Everyone knows what we mean when we say “the 3Rs” referring to reading, writing and arithmetic.
But in their purest form the 3Rs were considered to be reading, reckoning and ‘wroughting’. This was the 3Rs in the eighteenth century and I think they need promoting again.
It’s easy to work out that reckoning is the term for mental arithmetic but what about ‘wroughting’. Well, this was the word used for ‘making’.
The value of making seems to have gone right out of fashion today as e-learning dominates but ‘wroughting’ is something we need to get children doing more of.
Although primary school children still get plenty of opportunities for physically creating things with their hands, can the same be said of their secondary elders?
In fact, let’s rewind. Some primary children get plenty of opportunities as this will depend on context. the school they are at and whether their teachers are committed to a creative curriculum or not.
In Regency times, wroughting was also a way of learning about culture and how to live a cultured life. I think it’s safe to say that when the Victorians started to dictate what children were to learn, the 3Rs took on a different perspective and wroughting was pretty much dropped.
Arts and crafts have had to earn their place and even though schools spout a good line in ‘learning by doing’, there isn’t much wroughting going on.
In fact, learning through physical activity and hands-on activities get pushed to the edge quite a lot of the time. Even if the more creative subjects kick up a song and dance to try and get heard, the ‘system’ throws a deaf one.
The new world order might appear to be have dispensed of the 3Rs but creating is at the heart of making things work.
Christopher Frayling argues that the standard of public debate about the role of the arts in the curriculum isn’t that high. He says,
I’d like to bring back wroughting. I think any rounded education should have all three – literacy, numeracy, making. And then, as Ruskin said, you have ‘the head, the heart and the hand, and thus you produce the complete person’.

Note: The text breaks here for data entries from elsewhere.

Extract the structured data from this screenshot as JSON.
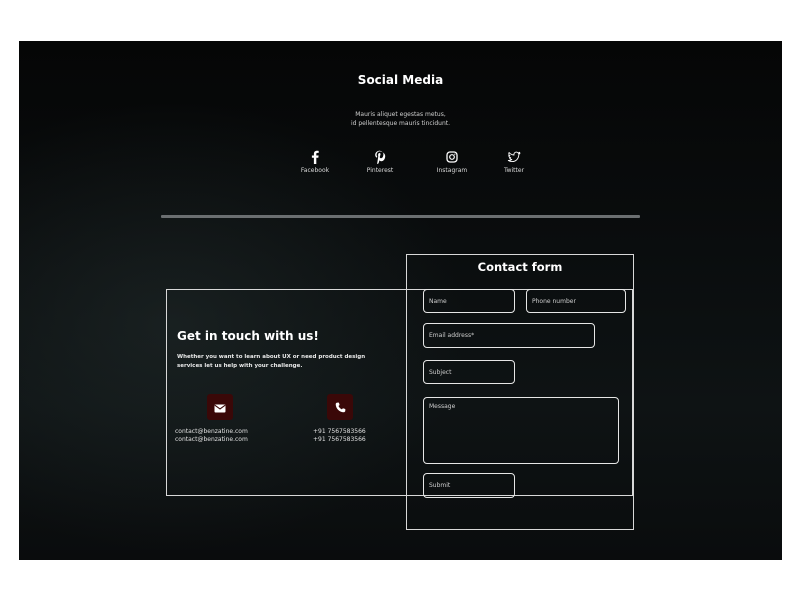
{
  "social": {
    "title": "Social Media",
    "description_line1": "Mauris aliquet egestas metus,",
    "description_line2": "id pellentesque mauris tincidunt.",
    "items": [
      {
        "label": "Facebook",
        "icon": "facebook-icon"
      },
      {
        "label": "Pinterest",
        "icon": "pinterest-icon"
      },
      {
        "label": "Instagram",
        "icon": "instagram-icon"
      },
      {
        "label": "Twitter",
        "icon": "twitter-icon"
      }
    ]
  },
  "touch": {
    "title": "Get in touch with us!",
    "description_line1": "Whether you want to learn about UX or need product design",
    "description_line2": "services let us help with your challenge.",
    "email": {
      "icon": "mail-icon",
      "line1": "contact@benzatine.com",
      "line2": "contact@benzatine.com"
    },
    "phone": {
      "icon": "phone-icon",
      "line1": "+91 7567583566",
      "line2": "+91 7567583566"
    }
  },
  "form": {
    "title": "Contact form",
    "name_placeholder": "Name",
    "phone_placeholder": "Phone number",
    "email_placeholder": "Email address*",
    "subject_placeholder": "Subject",
    "message_placeholder": "Message",
    "submit_label": "Submit"
  },
  "colors": {
    "background": "#0a0d0e",
    "icon_box": "#3a0808",
    "border": "#d8d8d8",
    "text": "#ffffff"
  }
}
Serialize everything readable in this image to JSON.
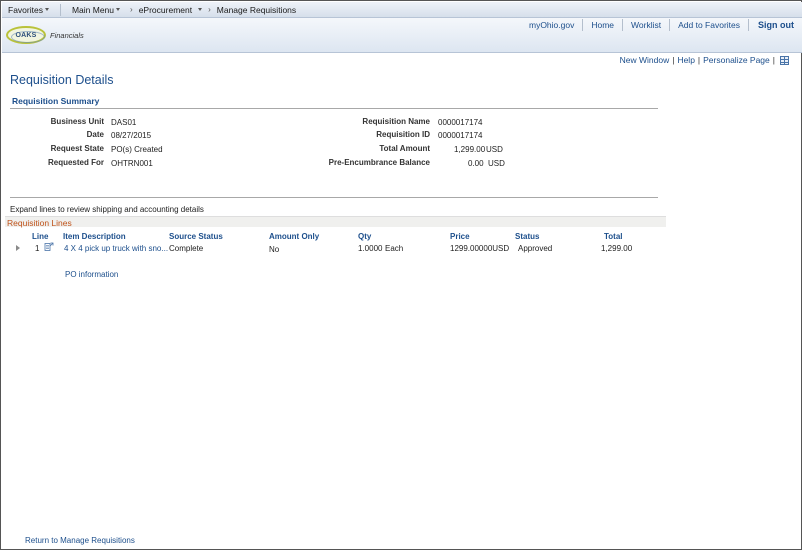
{
  "topnav": {
    "favorites": "Favorites",
    "main_menu": "Main Menu",
    "crumb_eprocurement": "eProcurement",
    "crumb_manage": "Manage Requisitions"
  },
  "header": {
    "logo_badge": "OAKS",
    "logo_text": "Financials",
    "links": {
      "myohio": "myOhio.gov",
      "home": "Home",
      "worklist": "Worklist",
      "add_favorites": "Add to Favorites",
      "sign_out": "Sign out"
    }
  },
  "utility": {
    "new_window": "New Window",
    "help": "Help",
    "personalize": "Personalize Page",
    "separator": "|"
  },
  "page": {
    "title": "Requisition Details",
    "summary_title": "Requisition Summary"
  },
  "summary": {
    "business_unit_label": "Business Unit",
    "business_unit": "DAS01",
    "date_label": "Date",
    "date": "08/27/2015",
    "request_state_label": "Request State",
    "request_state": "PO(s) Created",
    "requested_for_label": "Requested For",
    "requested_for": "OHTRN001",
    "req_name_label": "Requisition Name",
    "req_name": "0000017174",
    "req_id_label": "Requisition ID",
    "req_id": "0000017174",
    "total_amount_label": "Total Amount",
    "total_amount": "1,299.00",
    "total_currency": "USD",
    "pre_enc_label": "Pre-Encumbrance Balance",
    "pre_enc": "0.00",
    "pre_enc_currency": "USD"
  },
  "lines": {
    "expand_note": "Expand lines to review shipping and accounting details",
    "header": "Requisition Lines",
    "columns": {
      "line": "Line",
      "item_description": "Item Description",
      "source_status": "Source Status",
      "amount_only": "Amount Only",
      "qty": "Qty",
      "price": "Price",
      "status": "Status",
      "total": "Total"
    },
    "rows": [
      {
        "line": "1",
        "item_description": "4 X 4 pick up truck with sno...",
        "source_status": "Complete",
        "amount_only": "No",
        "qty": "1.0000",
        "uom": "Each",
        "price": "1299.00000USD",
        "status": "Approved",
        "total": "1,299.00"
      }
    ],
    "po_information": "PO information"
  },
  "footer": {
    "return_link": "Return to Manage Requisitions"
  }
}
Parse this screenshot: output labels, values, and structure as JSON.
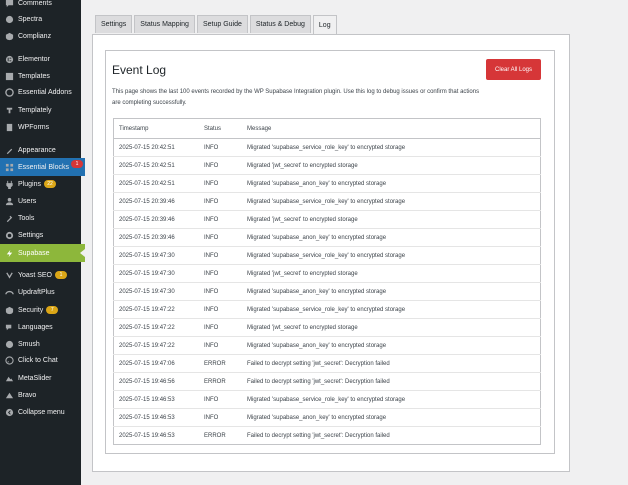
{
  "sidebar": {
    "items": [
      {
        "label": "Comments",
        "icon": "comment-icon"
      },
      {
        "label": "Spectra",
        "icon": "spectra-icon"
      },
      {
        "label": "Complianz",
        "icon": "complianz-icon"
      },
      {
        "label": "Elementor",
        "icon": "elementor-icon"
      },
      {
        "label": "Templates",
        "icon": "templates-icon"
      },
      {
        "label": "Essential Addons",
        "icon": "essential-addons-icon"
      },
      {
        "label": "Templately",
        "icon": "templately-icon"
      },
      {
        "label": "WPForms",
        "icon": "wpforms-icon"
      },
      {
        "label": "Appearance",
        "icon": "appearance-icon"
      },
      {
        "label": "Essential Blocks",
        "icon": "essential-blocks-icon",
        "badge": "1"
      },
      {
        "label": "Plugins",
        "icon": "plugins-icon",
        "badge": "22"
      },
      {
        "label": "Users",
        "icon": "users-icon"
      },
      {
        "label": "Tools",
        "icon": "tools-icon"
      },
      {
        "label": "Settings",
        "icon": "settings-icon"
      },
      {
        "label": "Supabase",
        "icon": "supabase-icon"
      },
      {
        "label": "Yoast SEO",
        "icon": "yoast-icon",
        "badge": "1"
      },
      {
        "label": "UpdraftPlus",
        "icon": "updraftplus-icon"
      },
      {
        "label": "Security",
        "icon": "security-icon",
        "badge": "7"
      },
      {
        "label": "Languages",
        "icon": "languages-icon"
      },
      {
        "label": "Smush",
        "icon": "smush-icon"
      },
      {
        "label": "Click to Chat",
        "icon": "click-to-chat-icon"
      },
      {
        "label": "MetaSlider",
        "icon": "metaslider-icon"
      },
      {
        "label": "Bravo",
        "icon": "bravo-icon"
      },
      {
        "label": "Collapse menu",
        "icon": "collapse-icon"
      }
    ]
  },
  "tabs": [
    {
      "label": "Settings"
    },
    {
      "label": "Status Mapping"
    },
    {
      "label": "Setup Guide"
    },
    {
      "label": "Status & Debug"
    },
    {
      "label": "Log"
    }
  ],
  "event_log": {
    "title": "Event Log",
    "clear_label": "Clear All Logs",
    "description": "This page shows the last 100 events recorded by the WP Supabase Integration plugin. Use this log to debug issues or confirm that actions are completing successfully.",
    "columns": [
      "Timestamp",
      "Status",
      "Message"
    ],
    "rows": [
      {
        "time": "2025-07-15 20:42:51",
        "status": "INFO",
        "message": "Migrated 'supabase_service_role_key' to encrypted storage"
      },
      {
        "time": "2025-07-15 20:42:51",
        "status": "INFO",
        "message": "Migrated 'jwt_secret' to encrypted storage"
      },
      {
        "time": "2025-07-15 20:42:51",
        "status": "INFO",
        "message": "Migrated 'supabase_anon_key' to encrypted storage"
      },
      {
        "time": "2025-07-15 20:39:46",
        "status": "INFO",
        "message": "Migrated 'supabase_service_role_key' to encrypted storage"
      },
      {
        "time": "2025-07-15 20:39:46",
        "status": "INFO",
        "message": "Migrated 'jwt_secret' to encrypted storage"
      },
      {
        "time": "2025-07-15 20:39:46",
        "status": "INFO",
        "message": "Migrated 'supabase_anon_key' to encrypted storage"
      },
      {
        "time": "2025-07-15 19:47:30",
        "status": "INFO",
        "message": "Migrated 'supabase_service_role_key' to encrypted storage"
      },
      {
        "time": "2025-07-15 19:47:30",
        "status": "INFO",
        "message": "Migrated 'jwt_secret' to encrypted storage"
      },
      {
        "time": "2025-07-15 19:47:30",
        "status": "INFO",
        "message": "Migrated 'supabase_anon_key' to encrypted storage"
      },
      {
        "time": "2025-07-15 19:47:22",
        "status": "INFO",
        "message": "Migrated 'supabase_service_role_key' to encrypted storage"
      },
      {
        "time": "2025-07-15 19:47:22",
        "status": "INFO",
        "message": "Migrated 'jwt_secret' to encrypted storage"
      },
      {
        "time": "2025-07-15 19:47:22",
        "status": "INFO",
        "message": "Migrated 'supabase_anon_key' to encrypted storage"
      },
      {
        "time": "2025-07-15 19:47:06",
        "status": "ERROR",
        "message": "Failed to decrypt setting 'jwt_secret': Decryption failed"
      },
      {
        "time": "2025-07-15 19:46:56",
        "status": "ERROR",
        "message": "Failed to decrypt setting 'jwt_secret': Decryption failed"
      },
      {
        "time": "2025-07-15 19:46:53",
        "status": "INFO",
        "message": "Migrated 'supabase_service_role_key' to encrypted storage"
      },
      {
        "time": "2025-07-15 19:46:53",
        "status": "INFO",
        "message": "Migrated 'supabase_anon_key' to encrypted storage"
      },
      {
        "time": "2025-07-15 19:46:53",
        "status": "ERROR",
        "message": "Failed to decrypt setting 'jwt_secret': Decryption failed"
      }
    ]
  },
  "colors": {
    "sidebar_bg": "#1d2327",
    "active_menu": "#2271b1",
    "current_menu": "#8db73b",
    "error": "#d63638",
    "badge": "#dba617"
  }
}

The Centre for Real-World Learning has for many years taken a different approach and we must continue to bang the drum and keep repeating their engineering habits of mind. At it’s core is ‘making things that work and making things work better‘ (see Lucas, 2018).
It’s time to upgrade the manual and the practical and re-work the curriculum into some old-school wrought iron.